The pan-European STOXX 600 index fell 0.3 percent, as most sectors ended in negative territory, giving back a sliver of the 3.2 percent gained largely on strong Chinese economic data and hopes of a U.S.-China trade deal during the past four sessions.
Banking stocks were among the rare gainers on the day with a 0.2 percent rise.
Commerzbank gained 2.8 percent to lead the sector index after sources said there was buyout interest from Italian lender UniCredit if Commerzbank's talks with Deutsche Bank AG break down.
RBC Capital Markets analysts wrote in a note they would prefer UniCredit's management to focus on the continued de-risking of its non-core portfolio and cut costs "rather than embark on a complex deal that is likely to distract it from its current plan".
Milan-traded UniCredit shares dipped 0.7 percent, while Deutsche Bank fell 0.8 percent. Some analysts said UniCredit's interest ramped up pressure on the German banking giant to move forward on a tie-up with Commerzbank.
"Unicredit is in alright shape for a euro zone bank, but given that profit margins are low in the already oversaturated German banking sector, some traders are wondering, would it be a wise move," wrote David Madden, a market analyst at CMC Markets UK.

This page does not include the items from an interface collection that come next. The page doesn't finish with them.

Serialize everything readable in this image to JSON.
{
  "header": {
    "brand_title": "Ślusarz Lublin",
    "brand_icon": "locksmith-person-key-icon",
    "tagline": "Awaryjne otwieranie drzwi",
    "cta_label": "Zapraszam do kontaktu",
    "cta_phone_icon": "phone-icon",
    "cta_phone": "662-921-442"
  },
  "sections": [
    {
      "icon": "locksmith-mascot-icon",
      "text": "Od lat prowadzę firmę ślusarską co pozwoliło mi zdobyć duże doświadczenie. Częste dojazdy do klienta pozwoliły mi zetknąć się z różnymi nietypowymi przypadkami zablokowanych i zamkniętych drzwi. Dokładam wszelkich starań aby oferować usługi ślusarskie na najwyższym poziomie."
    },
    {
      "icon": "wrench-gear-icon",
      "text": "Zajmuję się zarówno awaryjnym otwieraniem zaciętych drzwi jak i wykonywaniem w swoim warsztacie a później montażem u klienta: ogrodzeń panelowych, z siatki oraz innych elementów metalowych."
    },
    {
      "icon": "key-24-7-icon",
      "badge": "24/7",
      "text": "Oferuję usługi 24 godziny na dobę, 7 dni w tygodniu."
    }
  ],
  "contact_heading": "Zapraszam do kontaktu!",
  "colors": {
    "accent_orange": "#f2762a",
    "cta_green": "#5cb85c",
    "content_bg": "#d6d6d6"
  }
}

Lloyds Banking Group slid 3.5 percent as it traded ex-dividend, hindering further gains on banking index.
Italian stocks fell 0.2 percent on the day, with sentiment clouded by a report the country's government will cut its 2019 economic growth forecast.
Basic resources stocks slid 1.3 percent to snap a seven session winning streak as they gave up much of Wednesday's 1.8 percent rise.
Sentiment was crimped by German data showing an unexpected drop in industrial orders in February on a slump in foreign demand. The country's leading economic institutes also cut their forecasts for 2019 growth in the euro zone's top economy by more than half.
Industrial goods and services stocks slid 0.4 percent with Thyssenkrupp dropping 1.3 percent.
A top-20 investor said the slide in the Germany firm's share price could necessitate changes to a planned breakup of the conglomerate and even delay the move.
Insurers dipped 0.2 percent from a 14-month peak hit on Wednesday.
Meanwhile, specialist tourism and insurance firm Saga, which is outside the insurers' index, cut its profit forecast and said older Britons were cutting back on their travel plans because of Brexit, sending its shares down 37 percent.
Weakness in oil prices seen for most of the day pressured oil and gas stocks, which fell 0.8 percent.
(Reporting by Medha Singh and Agamoni Ghosh in Bengaluru; Additional reporting by Helen Reid; Alison Williams)
By Aaron Saldanha